Records from a collection:
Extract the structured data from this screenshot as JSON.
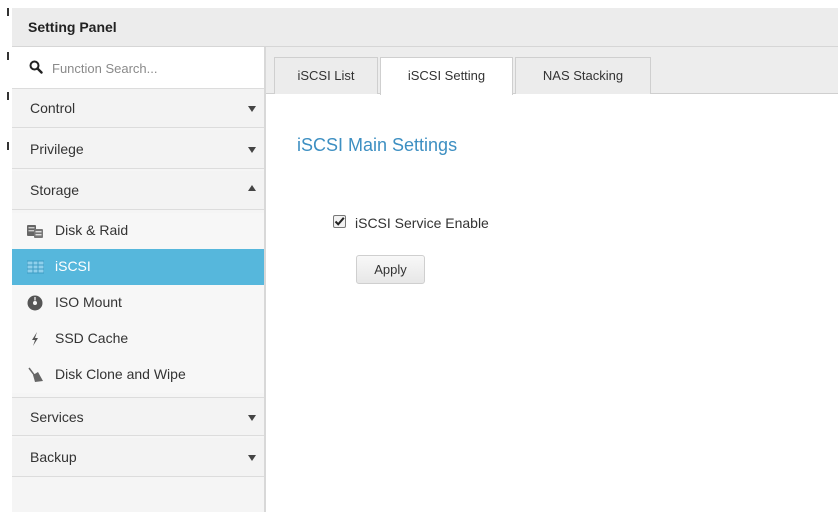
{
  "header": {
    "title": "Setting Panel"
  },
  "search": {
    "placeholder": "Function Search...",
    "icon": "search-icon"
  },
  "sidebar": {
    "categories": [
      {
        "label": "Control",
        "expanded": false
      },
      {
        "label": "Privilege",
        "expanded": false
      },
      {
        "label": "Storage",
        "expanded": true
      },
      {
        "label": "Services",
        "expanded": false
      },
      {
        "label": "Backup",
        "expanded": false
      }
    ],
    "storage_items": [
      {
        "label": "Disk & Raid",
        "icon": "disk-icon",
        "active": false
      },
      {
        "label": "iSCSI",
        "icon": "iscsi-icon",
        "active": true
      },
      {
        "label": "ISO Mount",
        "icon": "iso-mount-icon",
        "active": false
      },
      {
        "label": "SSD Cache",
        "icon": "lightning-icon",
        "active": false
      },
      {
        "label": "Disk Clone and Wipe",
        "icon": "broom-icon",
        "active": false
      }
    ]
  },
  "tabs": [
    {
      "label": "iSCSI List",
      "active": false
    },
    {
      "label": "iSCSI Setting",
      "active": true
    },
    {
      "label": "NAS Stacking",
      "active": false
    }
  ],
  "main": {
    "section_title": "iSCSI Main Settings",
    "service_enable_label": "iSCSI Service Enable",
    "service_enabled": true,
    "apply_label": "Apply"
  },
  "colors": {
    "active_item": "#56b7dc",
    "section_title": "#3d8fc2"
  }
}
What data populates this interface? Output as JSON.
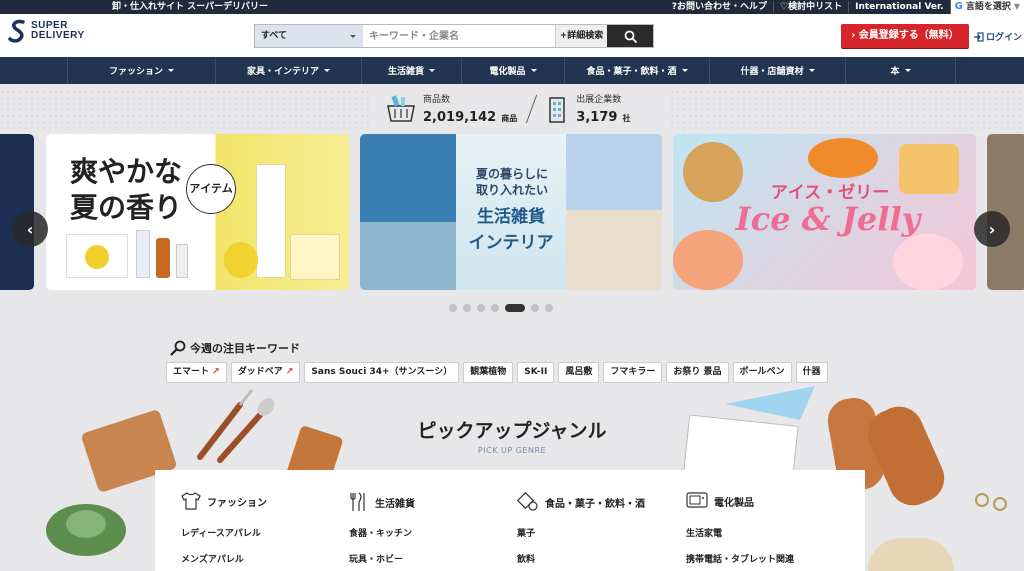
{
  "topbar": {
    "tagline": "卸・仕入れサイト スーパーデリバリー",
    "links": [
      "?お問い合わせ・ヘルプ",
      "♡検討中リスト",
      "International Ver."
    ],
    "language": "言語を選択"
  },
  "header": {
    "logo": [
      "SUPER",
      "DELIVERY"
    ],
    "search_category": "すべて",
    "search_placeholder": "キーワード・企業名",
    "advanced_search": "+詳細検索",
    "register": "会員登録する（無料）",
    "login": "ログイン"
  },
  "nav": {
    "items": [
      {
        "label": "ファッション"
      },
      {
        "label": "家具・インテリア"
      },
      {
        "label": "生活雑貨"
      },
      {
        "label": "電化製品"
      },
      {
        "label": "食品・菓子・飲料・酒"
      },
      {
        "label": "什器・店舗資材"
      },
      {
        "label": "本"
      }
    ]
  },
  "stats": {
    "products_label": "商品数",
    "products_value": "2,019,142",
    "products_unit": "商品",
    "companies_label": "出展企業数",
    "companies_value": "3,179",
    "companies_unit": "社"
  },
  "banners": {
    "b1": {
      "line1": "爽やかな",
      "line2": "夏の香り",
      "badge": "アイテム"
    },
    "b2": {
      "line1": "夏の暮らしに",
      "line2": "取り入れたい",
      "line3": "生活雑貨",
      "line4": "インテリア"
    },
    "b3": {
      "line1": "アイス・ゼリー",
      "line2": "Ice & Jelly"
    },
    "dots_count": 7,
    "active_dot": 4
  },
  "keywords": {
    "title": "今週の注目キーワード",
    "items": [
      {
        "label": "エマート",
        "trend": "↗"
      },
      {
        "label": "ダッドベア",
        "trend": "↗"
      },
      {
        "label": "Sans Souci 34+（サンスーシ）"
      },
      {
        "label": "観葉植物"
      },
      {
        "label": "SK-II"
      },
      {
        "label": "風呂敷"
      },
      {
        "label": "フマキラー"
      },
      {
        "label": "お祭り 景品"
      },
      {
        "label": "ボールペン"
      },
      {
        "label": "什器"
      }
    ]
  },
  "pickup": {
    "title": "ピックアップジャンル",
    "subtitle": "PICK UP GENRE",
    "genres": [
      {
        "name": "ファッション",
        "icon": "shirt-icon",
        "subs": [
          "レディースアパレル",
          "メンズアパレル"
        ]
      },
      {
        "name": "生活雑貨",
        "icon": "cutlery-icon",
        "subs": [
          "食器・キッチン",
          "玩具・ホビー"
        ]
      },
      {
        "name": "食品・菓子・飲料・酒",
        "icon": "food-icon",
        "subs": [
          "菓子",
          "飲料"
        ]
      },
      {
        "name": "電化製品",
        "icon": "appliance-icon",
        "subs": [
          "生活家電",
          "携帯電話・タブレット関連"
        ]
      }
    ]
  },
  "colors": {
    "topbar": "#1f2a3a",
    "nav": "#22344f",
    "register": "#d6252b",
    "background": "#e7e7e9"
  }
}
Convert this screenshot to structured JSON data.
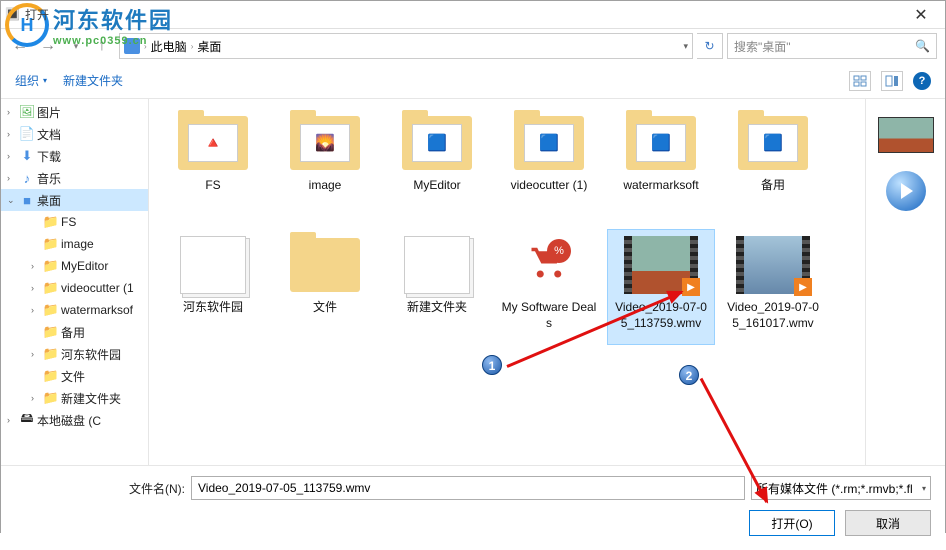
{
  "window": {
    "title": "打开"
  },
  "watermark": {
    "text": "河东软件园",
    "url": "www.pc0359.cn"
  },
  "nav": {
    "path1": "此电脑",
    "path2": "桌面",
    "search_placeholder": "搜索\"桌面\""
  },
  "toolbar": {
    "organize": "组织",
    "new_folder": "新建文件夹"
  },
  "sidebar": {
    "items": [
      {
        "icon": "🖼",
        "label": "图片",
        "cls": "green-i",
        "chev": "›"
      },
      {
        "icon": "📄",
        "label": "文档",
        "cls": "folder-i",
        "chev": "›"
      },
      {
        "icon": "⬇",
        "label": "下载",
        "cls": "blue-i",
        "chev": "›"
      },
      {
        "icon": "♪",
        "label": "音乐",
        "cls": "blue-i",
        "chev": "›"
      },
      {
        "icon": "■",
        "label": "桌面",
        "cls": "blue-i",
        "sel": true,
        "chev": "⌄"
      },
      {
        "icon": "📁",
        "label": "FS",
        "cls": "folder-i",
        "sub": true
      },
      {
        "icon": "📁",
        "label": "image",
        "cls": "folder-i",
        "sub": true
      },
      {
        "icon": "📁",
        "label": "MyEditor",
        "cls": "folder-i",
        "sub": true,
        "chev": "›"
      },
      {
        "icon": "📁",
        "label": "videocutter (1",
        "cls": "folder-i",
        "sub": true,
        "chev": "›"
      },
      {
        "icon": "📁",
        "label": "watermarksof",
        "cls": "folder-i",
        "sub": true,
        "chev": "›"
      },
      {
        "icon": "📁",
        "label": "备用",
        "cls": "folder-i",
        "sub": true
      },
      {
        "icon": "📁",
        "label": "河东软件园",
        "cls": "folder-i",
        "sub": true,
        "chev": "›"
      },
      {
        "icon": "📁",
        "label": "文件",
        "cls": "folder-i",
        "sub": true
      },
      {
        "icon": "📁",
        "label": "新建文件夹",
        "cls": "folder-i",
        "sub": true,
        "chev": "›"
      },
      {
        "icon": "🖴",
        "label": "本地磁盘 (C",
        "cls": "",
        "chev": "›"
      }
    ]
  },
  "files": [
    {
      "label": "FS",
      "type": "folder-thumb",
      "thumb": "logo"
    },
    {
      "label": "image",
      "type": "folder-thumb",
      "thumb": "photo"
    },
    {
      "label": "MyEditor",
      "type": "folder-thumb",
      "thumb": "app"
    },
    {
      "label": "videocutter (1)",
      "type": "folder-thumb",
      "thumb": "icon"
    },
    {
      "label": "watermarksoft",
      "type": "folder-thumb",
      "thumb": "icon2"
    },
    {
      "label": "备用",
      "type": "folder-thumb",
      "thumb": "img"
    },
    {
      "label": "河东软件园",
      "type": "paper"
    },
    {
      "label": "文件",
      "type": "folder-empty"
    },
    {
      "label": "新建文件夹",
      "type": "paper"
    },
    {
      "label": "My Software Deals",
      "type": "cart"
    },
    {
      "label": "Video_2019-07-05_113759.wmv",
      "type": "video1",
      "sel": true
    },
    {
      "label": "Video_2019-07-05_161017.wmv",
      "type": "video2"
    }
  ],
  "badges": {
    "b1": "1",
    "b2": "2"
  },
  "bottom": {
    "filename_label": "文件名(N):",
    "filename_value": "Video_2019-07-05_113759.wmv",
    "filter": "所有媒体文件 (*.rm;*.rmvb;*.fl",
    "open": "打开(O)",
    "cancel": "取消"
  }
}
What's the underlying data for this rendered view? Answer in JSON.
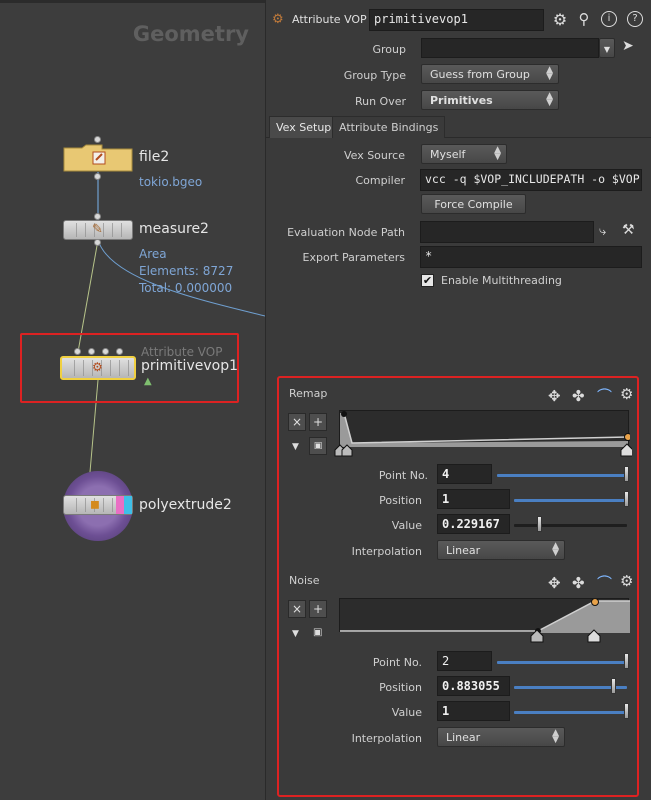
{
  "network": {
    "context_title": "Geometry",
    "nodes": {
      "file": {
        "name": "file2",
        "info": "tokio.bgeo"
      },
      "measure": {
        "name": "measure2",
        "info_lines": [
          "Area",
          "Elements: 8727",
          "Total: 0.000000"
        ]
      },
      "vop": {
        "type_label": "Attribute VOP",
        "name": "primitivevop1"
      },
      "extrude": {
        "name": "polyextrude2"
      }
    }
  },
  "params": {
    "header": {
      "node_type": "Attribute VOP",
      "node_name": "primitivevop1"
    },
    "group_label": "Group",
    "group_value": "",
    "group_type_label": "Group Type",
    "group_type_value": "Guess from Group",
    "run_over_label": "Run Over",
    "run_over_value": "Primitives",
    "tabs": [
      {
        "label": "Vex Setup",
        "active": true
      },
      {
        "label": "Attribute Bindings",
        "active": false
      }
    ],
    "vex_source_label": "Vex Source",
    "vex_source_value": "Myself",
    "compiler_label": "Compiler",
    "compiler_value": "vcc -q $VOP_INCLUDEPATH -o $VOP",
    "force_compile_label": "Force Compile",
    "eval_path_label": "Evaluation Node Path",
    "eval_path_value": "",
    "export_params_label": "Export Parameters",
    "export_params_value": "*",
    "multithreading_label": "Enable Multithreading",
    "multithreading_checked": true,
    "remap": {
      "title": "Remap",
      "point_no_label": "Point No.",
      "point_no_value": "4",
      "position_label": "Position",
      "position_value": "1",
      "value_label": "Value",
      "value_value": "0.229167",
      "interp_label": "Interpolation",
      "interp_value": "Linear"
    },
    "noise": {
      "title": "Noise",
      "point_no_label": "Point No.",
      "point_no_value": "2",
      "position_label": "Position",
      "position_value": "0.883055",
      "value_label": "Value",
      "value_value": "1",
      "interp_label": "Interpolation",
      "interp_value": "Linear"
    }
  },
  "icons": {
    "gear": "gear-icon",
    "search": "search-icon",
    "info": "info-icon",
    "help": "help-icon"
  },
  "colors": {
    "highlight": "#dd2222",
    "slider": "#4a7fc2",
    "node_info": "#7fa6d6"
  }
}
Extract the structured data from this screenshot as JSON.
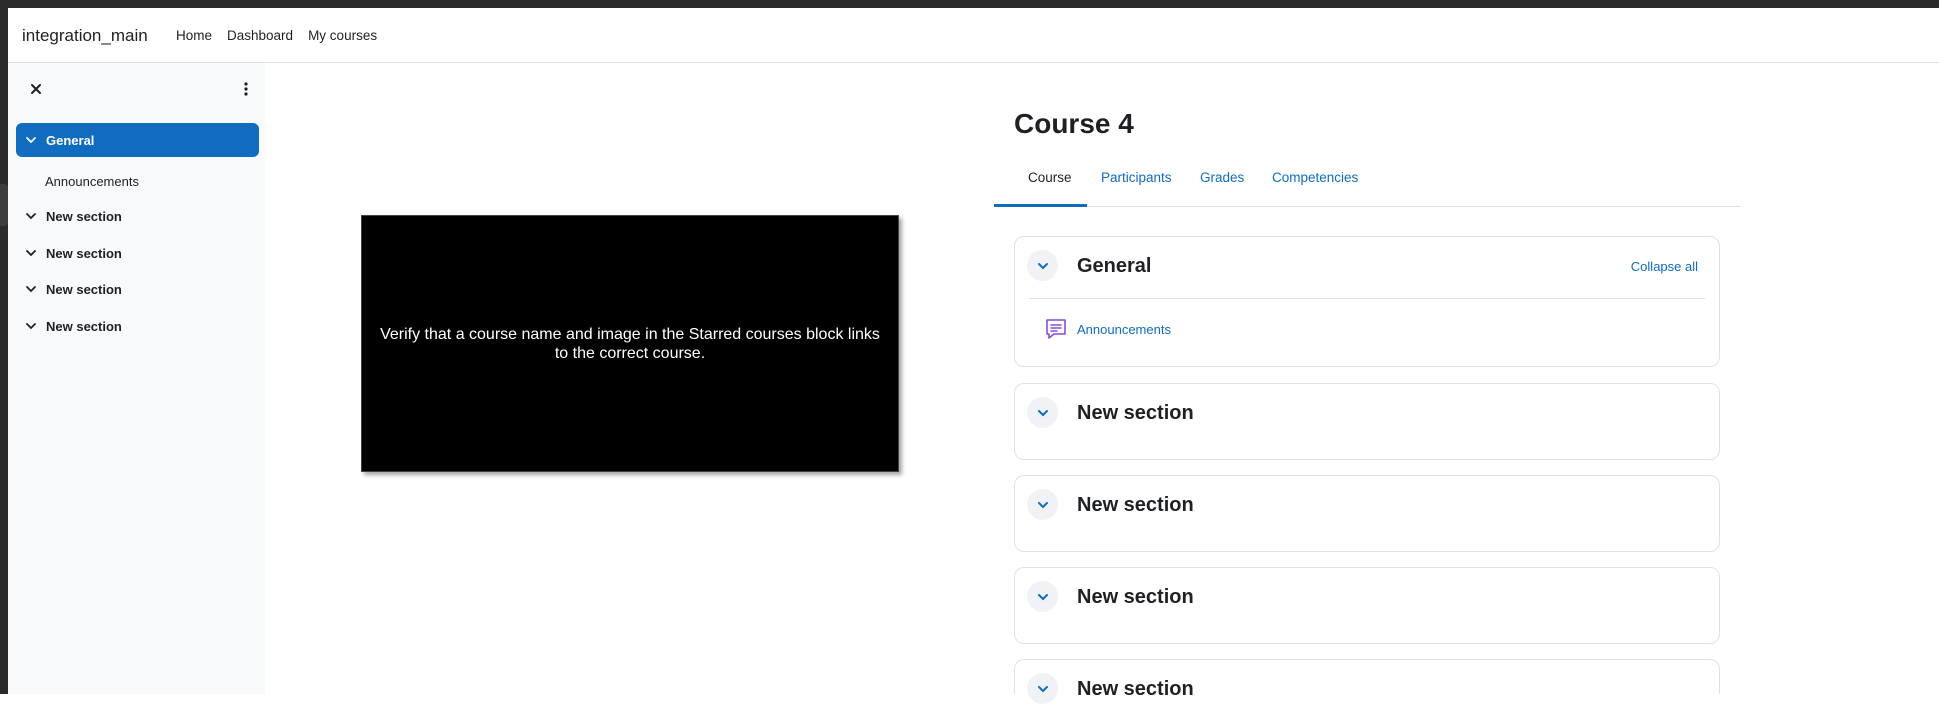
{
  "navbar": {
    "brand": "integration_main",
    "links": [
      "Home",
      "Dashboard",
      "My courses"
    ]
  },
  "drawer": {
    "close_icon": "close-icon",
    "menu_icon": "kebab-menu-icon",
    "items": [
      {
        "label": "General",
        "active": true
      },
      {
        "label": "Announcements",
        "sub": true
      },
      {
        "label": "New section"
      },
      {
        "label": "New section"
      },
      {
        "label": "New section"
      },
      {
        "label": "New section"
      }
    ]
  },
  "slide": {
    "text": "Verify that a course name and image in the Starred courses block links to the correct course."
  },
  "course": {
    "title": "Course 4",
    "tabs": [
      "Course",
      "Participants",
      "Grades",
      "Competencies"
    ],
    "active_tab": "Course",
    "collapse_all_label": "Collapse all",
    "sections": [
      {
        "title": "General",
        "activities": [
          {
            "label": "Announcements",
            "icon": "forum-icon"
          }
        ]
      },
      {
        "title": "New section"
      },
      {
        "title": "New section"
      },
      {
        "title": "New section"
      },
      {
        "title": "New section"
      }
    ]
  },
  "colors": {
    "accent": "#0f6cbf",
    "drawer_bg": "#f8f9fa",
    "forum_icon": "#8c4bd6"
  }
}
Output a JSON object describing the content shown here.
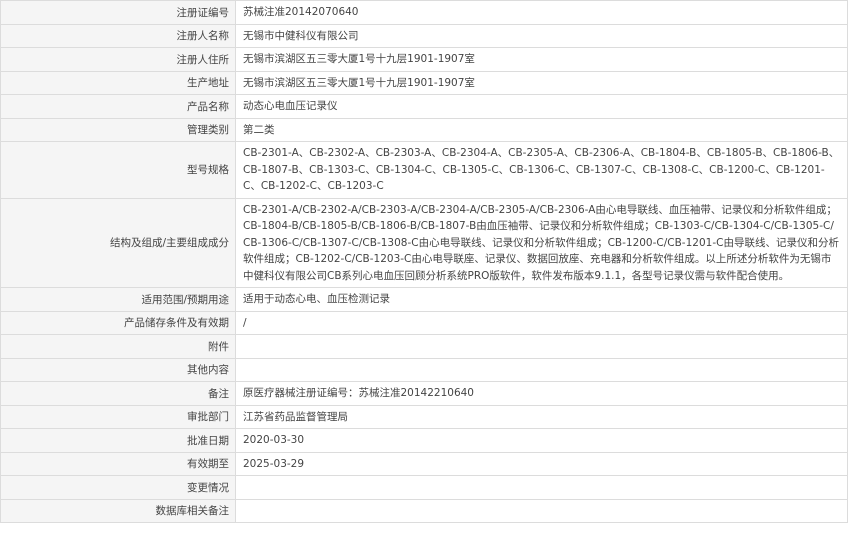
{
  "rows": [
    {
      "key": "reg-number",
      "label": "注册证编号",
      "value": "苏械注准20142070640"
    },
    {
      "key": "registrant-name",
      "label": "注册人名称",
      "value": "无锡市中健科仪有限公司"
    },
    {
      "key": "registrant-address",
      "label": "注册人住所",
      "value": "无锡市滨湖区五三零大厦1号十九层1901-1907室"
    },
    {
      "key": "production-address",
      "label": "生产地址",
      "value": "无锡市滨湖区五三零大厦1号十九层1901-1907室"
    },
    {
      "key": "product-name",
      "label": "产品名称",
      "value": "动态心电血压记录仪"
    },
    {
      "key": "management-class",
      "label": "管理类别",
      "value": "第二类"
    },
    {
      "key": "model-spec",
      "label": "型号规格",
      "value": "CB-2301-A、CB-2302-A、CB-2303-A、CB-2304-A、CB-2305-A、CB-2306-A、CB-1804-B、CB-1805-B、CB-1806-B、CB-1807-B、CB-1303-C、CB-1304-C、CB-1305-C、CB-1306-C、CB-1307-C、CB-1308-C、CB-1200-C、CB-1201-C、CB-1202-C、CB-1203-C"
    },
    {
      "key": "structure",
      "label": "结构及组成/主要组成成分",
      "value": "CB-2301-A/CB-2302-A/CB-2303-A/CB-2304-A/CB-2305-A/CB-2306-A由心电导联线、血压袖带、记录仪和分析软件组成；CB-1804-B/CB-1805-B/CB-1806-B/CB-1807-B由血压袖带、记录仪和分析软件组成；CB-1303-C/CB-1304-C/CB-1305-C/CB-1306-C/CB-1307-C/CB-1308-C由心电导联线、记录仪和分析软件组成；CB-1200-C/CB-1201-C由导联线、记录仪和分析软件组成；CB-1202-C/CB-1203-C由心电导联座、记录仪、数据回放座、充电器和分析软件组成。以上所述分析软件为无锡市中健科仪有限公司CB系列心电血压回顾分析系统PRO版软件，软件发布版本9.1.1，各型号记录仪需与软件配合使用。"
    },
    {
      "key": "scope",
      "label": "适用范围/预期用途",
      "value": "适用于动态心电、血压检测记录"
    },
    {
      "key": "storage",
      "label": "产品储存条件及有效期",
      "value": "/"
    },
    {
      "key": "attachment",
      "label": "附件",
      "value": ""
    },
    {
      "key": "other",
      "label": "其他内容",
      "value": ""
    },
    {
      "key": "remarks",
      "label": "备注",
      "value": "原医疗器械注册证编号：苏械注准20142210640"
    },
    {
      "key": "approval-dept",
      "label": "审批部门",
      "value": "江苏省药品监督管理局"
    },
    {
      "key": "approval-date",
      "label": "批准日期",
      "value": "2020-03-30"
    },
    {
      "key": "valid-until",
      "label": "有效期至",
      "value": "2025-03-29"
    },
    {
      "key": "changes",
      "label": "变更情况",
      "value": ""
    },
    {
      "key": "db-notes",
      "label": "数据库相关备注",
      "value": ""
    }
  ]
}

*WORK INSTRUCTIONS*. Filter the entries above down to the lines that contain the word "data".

*ANSWER SECTION*.
Extract the structured data from this screenshot as JSON.
What data populates this interface? Output as JSON.
Convert this screenshot to structured JSON data.
What's the underlying data for this rendered view? Answer in JSON.
Extract the structured data from this screenshot as JSON.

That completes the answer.